The government is considering beefing up its monitoring activities over remote islands that define Japan’s territorial waters and exclusive economic zones using images captured by state-controlled satellites, government officials said Saturday.
The government is worried the nation’s territorial waters could shrink if such islands become permanently submerged due to erosion by waves or other reasons, the officials said.
It has already been reported that an uninhabited island called Esambe Hanakita Kojima, located about 500 meters off the coast of Sarufutsu, in northern Hokkaido, may have vanished. The Japan Coast Guard will start a probe on the issue by next June.
The government earlier considered using commercial satellite images to monitor islands but has given up the idea because it will be costly and will unlikely allow access to massive data.
Instead, the government is leaning toward using images captured by its information-gathering satellites and a land observing satellite operated by the Japan Aerospace Exploration Agency.
The satellite images are expected to provide input to a new Japan Coast Guard system that collects maritime information.
According to the Cabinet Office, there are about 480 remote islands around Japan’s borders, excluding the South Korean-controlled group of islets in the Sea of Japan called Takeshima in Japan and the Russian-held islands off Hokkaido domestically known as the Northern Territories.

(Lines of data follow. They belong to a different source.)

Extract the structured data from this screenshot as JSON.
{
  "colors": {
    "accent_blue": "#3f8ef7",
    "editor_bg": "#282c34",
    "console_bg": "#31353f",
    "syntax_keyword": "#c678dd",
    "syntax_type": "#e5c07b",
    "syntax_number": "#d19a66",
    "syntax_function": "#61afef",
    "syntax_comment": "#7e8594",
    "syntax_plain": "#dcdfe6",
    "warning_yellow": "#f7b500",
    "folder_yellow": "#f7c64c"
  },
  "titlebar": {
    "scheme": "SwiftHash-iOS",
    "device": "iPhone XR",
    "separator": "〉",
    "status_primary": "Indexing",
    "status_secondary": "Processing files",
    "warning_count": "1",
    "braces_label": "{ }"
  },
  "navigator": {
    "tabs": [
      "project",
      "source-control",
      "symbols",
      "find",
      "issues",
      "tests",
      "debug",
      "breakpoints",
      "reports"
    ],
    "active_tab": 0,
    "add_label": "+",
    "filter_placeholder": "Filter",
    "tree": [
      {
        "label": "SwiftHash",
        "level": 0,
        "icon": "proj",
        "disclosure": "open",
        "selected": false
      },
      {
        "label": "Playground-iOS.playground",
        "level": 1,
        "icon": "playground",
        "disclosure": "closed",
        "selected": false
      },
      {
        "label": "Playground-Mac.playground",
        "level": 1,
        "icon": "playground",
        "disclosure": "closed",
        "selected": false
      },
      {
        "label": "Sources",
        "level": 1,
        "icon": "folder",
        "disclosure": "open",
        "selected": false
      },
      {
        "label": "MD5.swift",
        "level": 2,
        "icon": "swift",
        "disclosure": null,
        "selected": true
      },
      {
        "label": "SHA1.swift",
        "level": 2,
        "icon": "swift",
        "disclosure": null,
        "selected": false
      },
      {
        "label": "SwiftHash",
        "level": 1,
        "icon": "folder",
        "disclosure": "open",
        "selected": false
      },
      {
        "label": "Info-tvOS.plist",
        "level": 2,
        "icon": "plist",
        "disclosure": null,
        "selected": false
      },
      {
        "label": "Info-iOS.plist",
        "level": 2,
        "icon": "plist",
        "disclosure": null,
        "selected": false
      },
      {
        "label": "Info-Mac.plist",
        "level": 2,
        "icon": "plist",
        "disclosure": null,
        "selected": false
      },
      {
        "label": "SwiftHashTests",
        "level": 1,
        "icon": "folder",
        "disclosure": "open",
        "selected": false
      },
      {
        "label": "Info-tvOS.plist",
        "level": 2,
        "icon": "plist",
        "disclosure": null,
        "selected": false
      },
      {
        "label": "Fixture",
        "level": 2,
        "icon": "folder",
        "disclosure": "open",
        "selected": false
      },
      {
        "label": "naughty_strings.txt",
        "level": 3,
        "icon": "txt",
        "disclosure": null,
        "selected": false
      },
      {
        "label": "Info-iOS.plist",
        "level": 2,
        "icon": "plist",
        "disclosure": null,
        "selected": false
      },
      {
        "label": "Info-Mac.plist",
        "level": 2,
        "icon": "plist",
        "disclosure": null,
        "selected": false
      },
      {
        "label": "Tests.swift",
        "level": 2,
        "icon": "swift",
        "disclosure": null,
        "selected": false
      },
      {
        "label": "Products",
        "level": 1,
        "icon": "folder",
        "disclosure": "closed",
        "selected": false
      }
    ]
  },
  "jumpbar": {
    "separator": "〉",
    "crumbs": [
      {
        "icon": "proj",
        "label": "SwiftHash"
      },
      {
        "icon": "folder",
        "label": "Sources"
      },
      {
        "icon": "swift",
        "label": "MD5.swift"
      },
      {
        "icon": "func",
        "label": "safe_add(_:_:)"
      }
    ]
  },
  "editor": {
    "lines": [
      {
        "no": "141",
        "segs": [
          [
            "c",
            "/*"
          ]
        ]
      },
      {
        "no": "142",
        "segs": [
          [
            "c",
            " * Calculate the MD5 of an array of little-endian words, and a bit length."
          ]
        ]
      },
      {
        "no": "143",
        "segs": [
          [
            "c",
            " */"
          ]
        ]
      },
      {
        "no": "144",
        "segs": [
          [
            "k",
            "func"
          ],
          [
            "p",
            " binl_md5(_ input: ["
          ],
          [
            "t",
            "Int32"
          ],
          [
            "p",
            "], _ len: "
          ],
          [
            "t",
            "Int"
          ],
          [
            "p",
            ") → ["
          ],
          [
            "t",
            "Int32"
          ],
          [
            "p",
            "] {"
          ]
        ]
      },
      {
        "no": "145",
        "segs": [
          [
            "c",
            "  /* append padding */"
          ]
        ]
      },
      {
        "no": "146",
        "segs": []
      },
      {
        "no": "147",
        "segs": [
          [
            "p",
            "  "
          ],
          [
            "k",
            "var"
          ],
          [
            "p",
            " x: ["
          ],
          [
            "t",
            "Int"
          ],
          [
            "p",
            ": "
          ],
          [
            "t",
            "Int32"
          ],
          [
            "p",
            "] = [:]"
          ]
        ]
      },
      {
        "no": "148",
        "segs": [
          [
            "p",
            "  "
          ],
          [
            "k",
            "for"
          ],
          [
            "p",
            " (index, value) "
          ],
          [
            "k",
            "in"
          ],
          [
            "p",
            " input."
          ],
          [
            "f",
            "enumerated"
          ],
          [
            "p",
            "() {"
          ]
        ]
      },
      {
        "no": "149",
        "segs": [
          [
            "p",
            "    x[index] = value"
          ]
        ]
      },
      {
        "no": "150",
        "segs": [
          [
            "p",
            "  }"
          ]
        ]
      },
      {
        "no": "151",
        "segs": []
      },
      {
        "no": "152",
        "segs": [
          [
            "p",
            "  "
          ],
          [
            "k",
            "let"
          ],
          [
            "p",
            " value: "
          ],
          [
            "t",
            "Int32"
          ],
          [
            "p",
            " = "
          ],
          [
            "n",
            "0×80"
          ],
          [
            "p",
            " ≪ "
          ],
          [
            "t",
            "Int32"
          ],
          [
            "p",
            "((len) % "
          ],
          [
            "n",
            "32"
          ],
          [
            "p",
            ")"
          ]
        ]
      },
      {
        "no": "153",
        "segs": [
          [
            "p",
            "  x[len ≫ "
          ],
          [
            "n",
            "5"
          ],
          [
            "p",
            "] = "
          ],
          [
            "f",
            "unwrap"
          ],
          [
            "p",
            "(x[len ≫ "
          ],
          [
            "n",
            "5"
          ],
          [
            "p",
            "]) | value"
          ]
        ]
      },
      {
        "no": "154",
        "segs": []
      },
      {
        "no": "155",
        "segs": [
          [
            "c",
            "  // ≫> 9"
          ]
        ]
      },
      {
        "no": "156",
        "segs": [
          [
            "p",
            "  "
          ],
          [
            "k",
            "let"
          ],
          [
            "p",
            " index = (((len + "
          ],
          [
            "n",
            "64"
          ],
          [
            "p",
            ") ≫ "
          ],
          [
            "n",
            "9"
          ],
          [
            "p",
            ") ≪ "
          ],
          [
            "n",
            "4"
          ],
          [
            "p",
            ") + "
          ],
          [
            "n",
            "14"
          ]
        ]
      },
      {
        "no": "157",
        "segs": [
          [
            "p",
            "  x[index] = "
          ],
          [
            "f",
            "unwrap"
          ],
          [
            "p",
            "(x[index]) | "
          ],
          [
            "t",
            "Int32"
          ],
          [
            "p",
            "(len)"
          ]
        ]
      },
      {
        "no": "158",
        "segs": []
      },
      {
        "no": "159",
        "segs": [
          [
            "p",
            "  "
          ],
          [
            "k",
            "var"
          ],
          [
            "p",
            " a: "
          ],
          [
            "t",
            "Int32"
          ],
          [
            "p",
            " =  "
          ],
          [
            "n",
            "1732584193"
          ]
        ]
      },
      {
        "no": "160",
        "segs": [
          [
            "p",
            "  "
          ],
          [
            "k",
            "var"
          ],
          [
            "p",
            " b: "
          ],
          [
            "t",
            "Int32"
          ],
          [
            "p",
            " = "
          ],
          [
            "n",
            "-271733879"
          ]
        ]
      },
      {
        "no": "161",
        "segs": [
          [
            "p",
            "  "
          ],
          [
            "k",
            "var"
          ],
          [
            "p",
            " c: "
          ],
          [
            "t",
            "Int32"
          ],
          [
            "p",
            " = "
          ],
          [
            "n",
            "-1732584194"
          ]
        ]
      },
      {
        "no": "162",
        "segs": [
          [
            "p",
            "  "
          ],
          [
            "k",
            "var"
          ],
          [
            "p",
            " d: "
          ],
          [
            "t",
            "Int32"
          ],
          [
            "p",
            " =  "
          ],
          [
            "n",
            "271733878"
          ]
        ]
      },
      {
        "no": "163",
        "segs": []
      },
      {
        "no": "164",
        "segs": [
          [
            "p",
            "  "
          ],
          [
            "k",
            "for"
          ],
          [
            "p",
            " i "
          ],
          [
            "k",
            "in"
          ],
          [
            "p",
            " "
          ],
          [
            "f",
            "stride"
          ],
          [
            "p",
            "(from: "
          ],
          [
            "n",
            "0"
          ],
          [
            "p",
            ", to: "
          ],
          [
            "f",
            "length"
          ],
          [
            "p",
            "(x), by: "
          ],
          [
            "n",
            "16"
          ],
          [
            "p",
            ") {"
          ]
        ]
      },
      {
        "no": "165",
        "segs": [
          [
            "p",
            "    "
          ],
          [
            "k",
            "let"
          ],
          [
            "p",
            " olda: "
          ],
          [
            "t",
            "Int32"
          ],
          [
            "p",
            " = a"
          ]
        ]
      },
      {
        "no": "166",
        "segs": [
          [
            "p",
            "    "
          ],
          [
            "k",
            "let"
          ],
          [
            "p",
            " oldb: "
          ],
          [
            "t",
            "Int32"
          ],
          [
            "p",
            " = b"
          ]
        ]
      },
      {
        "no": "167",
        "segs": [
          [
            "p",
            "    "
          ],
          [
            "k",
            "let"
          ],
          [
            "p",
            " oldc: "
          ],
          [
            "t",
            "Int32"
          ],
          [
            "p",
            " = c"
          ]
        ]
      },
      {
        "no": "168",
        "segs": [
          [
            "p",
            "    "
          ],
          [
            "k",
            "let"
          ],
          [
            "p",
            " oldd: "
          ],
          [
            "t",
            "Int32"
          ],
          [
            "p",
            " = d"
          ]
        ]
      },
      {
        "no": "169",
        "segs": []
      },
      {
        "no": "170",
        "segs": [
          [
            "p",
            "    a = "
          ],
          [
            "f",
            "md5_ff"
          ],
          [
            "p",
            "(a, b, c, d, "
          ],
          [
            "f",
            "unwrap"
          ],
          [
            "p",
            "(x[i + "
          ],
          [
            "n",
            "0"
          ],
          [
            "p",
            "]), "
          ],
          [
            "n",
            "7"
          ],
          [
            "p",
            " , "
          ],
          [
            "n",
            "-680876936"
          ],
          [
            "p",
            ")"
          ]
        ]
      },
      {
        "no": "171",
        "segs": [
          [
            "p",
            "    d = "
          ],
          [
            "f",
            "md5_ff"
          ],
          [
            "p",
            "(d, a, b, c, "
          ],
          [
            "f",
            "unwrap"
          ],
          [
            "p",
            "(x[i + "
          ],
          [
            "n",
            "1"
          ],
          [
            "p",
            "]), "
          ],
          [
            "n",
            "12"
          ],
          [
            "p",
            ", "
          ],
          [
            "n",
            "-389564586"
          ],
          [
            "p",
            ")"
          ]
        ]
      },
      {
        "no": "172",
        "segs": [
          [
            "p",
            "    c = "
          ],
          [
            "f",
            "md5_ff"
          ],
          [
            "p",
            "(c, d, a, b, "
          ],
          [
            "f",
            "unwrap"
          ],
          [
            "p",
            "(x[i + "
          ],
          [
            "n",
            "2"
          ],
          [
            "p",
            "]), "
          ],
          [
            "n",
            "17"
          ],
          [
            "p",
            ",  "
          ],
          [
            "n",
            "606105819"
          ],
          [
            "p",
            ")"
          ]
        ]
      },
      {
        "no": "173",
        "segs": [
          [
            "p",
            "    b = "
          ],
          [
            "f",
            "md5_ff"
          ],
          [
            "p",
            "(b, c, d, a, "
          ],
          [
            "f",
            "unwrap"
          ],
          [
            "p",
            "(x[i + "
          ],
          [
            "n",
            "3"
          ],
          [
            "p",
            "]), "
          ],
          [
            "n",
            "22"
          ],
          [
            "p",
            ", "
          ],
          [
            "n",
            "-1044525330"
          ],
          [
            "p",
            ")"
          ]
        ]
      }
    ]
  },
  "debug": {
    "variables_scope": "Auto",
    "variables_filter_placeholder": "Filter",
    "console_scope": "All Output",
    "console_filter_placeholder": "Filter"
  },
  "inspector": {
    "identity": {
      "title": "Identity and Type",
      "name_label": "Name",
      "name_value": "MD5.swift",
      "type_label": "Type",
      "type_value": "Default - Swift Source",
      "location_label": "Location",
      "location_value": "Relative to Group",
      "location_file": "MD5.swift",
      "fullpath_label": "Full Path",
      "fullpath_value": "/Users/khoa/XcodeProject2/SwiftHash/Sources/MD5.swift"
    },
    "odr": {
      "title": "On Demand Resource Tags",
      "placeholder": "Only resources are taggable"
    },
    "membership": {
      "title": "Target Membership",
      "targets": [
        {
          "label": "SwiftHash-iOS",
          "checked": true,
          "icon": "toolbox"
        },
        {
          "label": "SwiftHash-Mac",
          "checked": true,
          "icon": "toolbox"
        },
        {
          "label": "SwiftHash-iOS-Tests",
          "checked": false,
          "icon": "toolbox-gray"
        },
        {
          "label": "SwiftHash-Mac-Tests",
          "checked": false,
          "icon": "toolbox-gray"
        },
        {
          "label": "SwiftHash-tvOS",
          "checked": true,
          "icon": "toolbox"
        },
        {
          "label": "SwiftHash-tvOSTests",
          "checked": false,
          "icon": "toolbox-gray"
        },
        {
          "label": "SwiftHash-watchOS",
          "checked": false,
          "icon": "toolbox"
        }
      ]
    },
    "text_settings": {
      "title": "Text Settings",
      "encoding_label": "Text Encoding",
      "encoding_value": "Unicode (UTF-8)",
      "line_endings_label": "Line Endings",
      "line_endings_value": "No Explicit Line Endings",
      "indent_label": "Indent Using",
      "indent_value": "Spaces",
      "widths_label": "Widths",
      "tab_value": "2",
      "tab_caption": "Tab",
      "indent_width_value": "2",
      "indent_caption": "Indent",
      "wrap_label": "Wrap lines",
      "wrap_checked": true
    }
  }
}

“We need to increase our ‘eyes’ (in the sky) to monitor the situation as territorial waters and exclusive economic zones are issues that directly affect our national interests,” a government official said.
In a time of both misinformation and too much information, quality journalism is more crucial than ever.
By subscribing, you can help us get the story right.